Changing How Decisions are Made PDF Print E-mail

January 2014 - The FoCuSeD™ Facilitator eNewsletter


decision making gary rush facilitation


Changing How Decisions are Made | Gary Rush Facilitation


I’ve been thinking about collaboration since it is rather core to what I do in Facilitation.  “Collaboration” may be an overused buzzword, but I believe authentic collaboration (see my December 2013 FoCuSeD™ eNewsletter, “Achieving Authentic Collaboration”) is required for us to make the “right” decisions and we need to change how those decisions are made.


It’s interesting how everyone seems to understand the need for “collaboration”, but whenever I come across someone in a leadership role, they push back that the final decision still belongs to the leader.  Everyone gets that engaging others is important, but it seems more for advice and participation.  First of all, understand that I fully believe that decisions made by consensus following a well-managed process leads to better outcomes, are time saving, effective, supported by all, and can be innovative.  Decision methods that use default, delegation, recommendation, or voting (including dot-voting) are not collaborative – they are command and control – by one or by a majority.

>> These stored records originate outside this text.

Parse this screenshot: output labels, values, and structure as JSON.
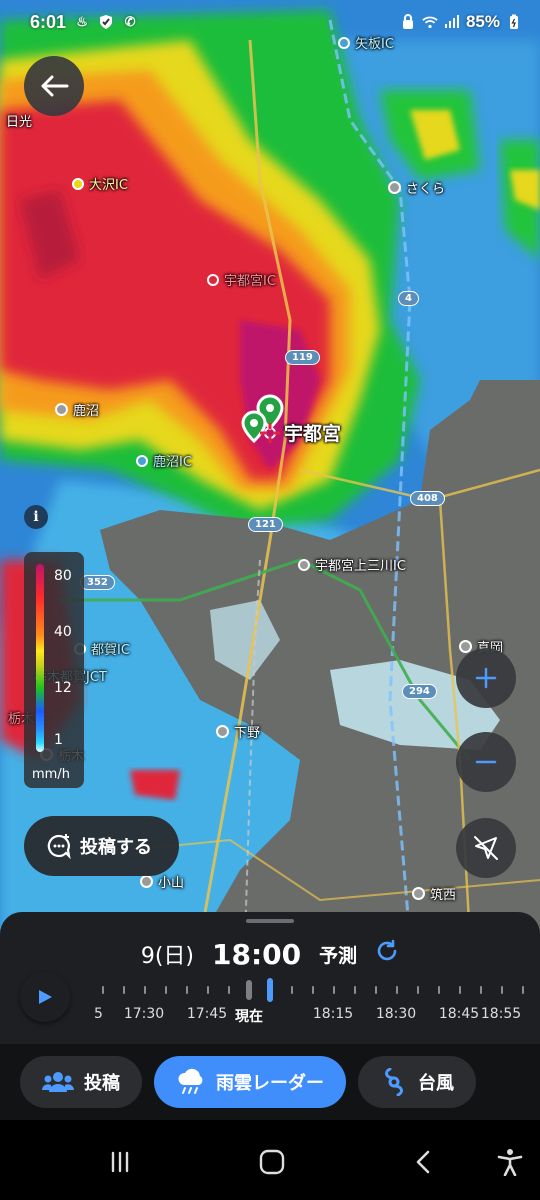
{
  "status_bar": {
    "time": "6:01",
    "battery": "85%"
  },
  "map": {
    "places": {
      "yaita_ic": "矢板IC",
      "nikko": "日光",
      "osawa_ic": "大沢IC",
      "sakura": "さくら",
      "utsunomiya_ic": "宇都宮IC",
      "kanuma": "鹿沼",
      "kanuma_ic": "鹿沼IC",
      "utsunomiya": "宇都宮",
      "kaminokawa_ic": "宇都宮上三川IC",
      "tsuga_ic": "都賀IC",
      "tochigi_tsuga_jct": "栃木都賀JCT",
      "tochigi_ic": "栃木IC",
      "tochigi": "栃木",
      "shimotsuke": "下野",
      "moka": "真岡",
      "oyama": "小山",
      "chikusei": "筑西"
    },
    "routes": {
      "r4": "4",
      "r119": "119",
      "r121": "121",
      "r408": "408",
      "r352": "352",
      "r294": "294"
    }
  },
  "legend": {
    "labels": [
      "80",
      "40",
      "12",
      "1"
    ],
    "unit": "mm/h",
    "colors": {
      "heavy": "#c0146a",
      "strong": "#ff2a2a",
      "moderate": "#ffe81a",
      "light": "#1ec41e",
      "weak": "#26d9ff"
    }
  },
  "post_button": {
    "label": "投稿する",
    "icon": "comment-add-icon"
  },
  "panel": {
    "date": "9(日)",
    "time": "18:00",
    "mode": "予測",
    "timeline_labels": [
      "5",
      "17:30",
      "17:45",
      "現在",
      "18:15",
      "18:30",
      "18:45",
      "18:55"
    ],
    "accent": "#4d9bff"
  },
  "tabs": [
    {
      "label": "投稿",
      "icon": "people-icon",
      "active": false
    },
    {
      "label": "雨雲レーダー",
      "icon": "rain-cloud-icon",
      "active": true
    },
    {
      "label": "台風",
      "icon": "typhoon-icon",
      "active": false
    }
  ]
}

How do we move from a command and control style of decision-making to a consensus-based collaborative decision-making style?


Let’s assume that you are in a leadership role.  How do you get a group of people working with you or for you to make consensus-based decisions – authentic collaboration?  I believe that the role of the leader is not to make the decision.  It is to guide the group to make the “right” decision by ensuring that they have the needed information and then guiding (facilitating) them through a process (context) that ensures everyone has an equal opportunity to participate and be heard, that the dialog allows healthy conflict, and then moving the group to a consensus-based decision – one that is high quality and supported by all.  So, how do you do that?  This is fairly straightforward: identify and gather the needed information, elicit ideas (diverge), understand the ideas (struggle), and move to consensus (converge).


The Process – Identify and Gather Needed Information


Ask the group to identify what information is needed to effectively make a well-informed decision.  The information needs to be complete, accurate, and from varied sources to bring differing perspectives.  Avoid, “We already know what we need to know.”  It is easy to miss critical information.  Avoid, “We already know the answer.”  Never assume.  Avoid “We got it.” Challenge them.


Once the needed information is identified, ask the group to identify those who will gather the information and set a deadline.  With the information gathered, ensure that everyone has an equal opportunity to review, absorb, and understand the information.


The Process – Elicit Ideas (Diverge)


Divergence is the first step to making well-informed decisions.  Divergence gives groups differing perspectives and ideas.  It is important that everyone has an equal opportunity to contribute.  Everyone in the group must contribute to reach consensus. Note: If one or a few dominate others, ask everyone to contribute anonymously using Post-its or some other media.  If the group is large, you can break it into smaller groups of 3 to 5 people each.  It is often easier for someone to contribute in smaller groups.  Set the example that all ideas are respected.  Don’t allow judging statements – discussion of the ideas comes later.


The Process – Understand the Ideas (Struggle)


Because people think differently, they will struggle with the newfound information to understand each other’s perspective or point of view.  Healthy conflict is essentialNote: Discuss ideas, not people.  Many arguments come from lack of understanding someone else's perspective.  Avoid groupthink by getting the group to fully discuss the ideas and does not just go with an easy fix.   If no one questions information or ideas, no one is thinking.


The Process – Move to Consensus (Converge)


Through discussion of ideas, understanding is gained.  Listen to the group and feedback what they are saying – they often don’t hear each other.  Keep them away from getting stuck on only one “right” answer.  Summarize what seems to be a trend, a movement, or a feeling that tends to converge on a decision.  Note: It is important that the group understands that consensus means, “I can live with it and I can support it.” Make sure that if someone compromises, it is positive – “I can back off this far for the benefit of…” rather than – “I give up, I’ll go half way.”  Compromising one’s position is sometimes needed to find a win-win solution – consensus – whereas compromising by giving up leads to poor decisions.




Making well-informed decisions in a consensus-based collaboratively style, requires you to enable and empower the group.  You enable by providing a clear process – diverge, struggle, converge.  You empower by enabling healthy conflict.


I have found that consensus-based collaborative decision-making leads to better outcomes that are supported by all people – win-win.  logo